++++ Dataset

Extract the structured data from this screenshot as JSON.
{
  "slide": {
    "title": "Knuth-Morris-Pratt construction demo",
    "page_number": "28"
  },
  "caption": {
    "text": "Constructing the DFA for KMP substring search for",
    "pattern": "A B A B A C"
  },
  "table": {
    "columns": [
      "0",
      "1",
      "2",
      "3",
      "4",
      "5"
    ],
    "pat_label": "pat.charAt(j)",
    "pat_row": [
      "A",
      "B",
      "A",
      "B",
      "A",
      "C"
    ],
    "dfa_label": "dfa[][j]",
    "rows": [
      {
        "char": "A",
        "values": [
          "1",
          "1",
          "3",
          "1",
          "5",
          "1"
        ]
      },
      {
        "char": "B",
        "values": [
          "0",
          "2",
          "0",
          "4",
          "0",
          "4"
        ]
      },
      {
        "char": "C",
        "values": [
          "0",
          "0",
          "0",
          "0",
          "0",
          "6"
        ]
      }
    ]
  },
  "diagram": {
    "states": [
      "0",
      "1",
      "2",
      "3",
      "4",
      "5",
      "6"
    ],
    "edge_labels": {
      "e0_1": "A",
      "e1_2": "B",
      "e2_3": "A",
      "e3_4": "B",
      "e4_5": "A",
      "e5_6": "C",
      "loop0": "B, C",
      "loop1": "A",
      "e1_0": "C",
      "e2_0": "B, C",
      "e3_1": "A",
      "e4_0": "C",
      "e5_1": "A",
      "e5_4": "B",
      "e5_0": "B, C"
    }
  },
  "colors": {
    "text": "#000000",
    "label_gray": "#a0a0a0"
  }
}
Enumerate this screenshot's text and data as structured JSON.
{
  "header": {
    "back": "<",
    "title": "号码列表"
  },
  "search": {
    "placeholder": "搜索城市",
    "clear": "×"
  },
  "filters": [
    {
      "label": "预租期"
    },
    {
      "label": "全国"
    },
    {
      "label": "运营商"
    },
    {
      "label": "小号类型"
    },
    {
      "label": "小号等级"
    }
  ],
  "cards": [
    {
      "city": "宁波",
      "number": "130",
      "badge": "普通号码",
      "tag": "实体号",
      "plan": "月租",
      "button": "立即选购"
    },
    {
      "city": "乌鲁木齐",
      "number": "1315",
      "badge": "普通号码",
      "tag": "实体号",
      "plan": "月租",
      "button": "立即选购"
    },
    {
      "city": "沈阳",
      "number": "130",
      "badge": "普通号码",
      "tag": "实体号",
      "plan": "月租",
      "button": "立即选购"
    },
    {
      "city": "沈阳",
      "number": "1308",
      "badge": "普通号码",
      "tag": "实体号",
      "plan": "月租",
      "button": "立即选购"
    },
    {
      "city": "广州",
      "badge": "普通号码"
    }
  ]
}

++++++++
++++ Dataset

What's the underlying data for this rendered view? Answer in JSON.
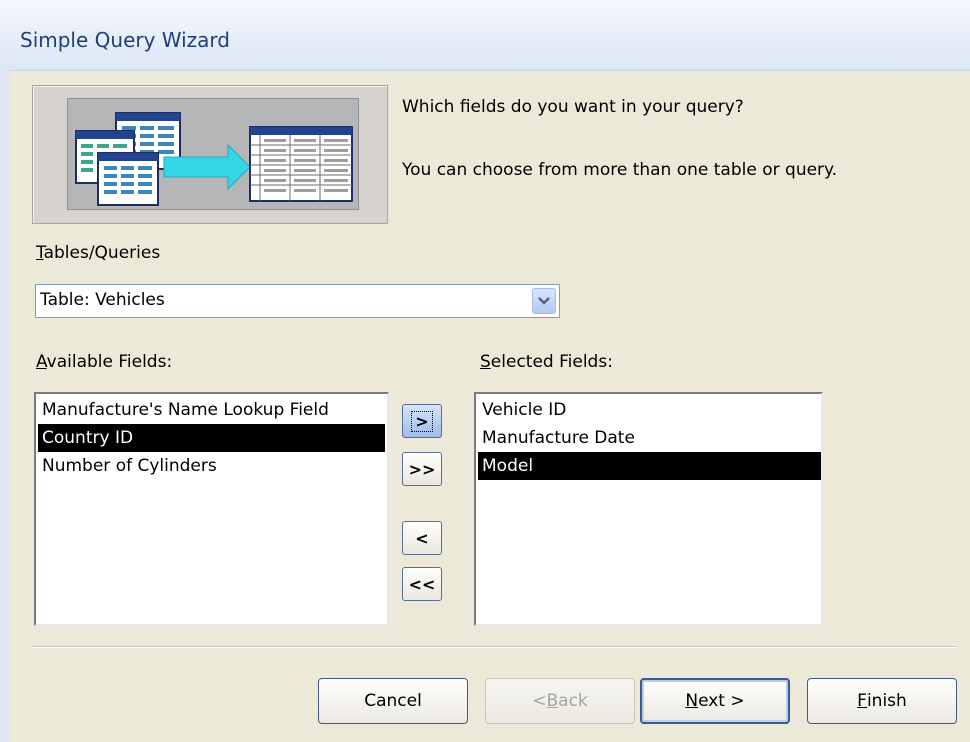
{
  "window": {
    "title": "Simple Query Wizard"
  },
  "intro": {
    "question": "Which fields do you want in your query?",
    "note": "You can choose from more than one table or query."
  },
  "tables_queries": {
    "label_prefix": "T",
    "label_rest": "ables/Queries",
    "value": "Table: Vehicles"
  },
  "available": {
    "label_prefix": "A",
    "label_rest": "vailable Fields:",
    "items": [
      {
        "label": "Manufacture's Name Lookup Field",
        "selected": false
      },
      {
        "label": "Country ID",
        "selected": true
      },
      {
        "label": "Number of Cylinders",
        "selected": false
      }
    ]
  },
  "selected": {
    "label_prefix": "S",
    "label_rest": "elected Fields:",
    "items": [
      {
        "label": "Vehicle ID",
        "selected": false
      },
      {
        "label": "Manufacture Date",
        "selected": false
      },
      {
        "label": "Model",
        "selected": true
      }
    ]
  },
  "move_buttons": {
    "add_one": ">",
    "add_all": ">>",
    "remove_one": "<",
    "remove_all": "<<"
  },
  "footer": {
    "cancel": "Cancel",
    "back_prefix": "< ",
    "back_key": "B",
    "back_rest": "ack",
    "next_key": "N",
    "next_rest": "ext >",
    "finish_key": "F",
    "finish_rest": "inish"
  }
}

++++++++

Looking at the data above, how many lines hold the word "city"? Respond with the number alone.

5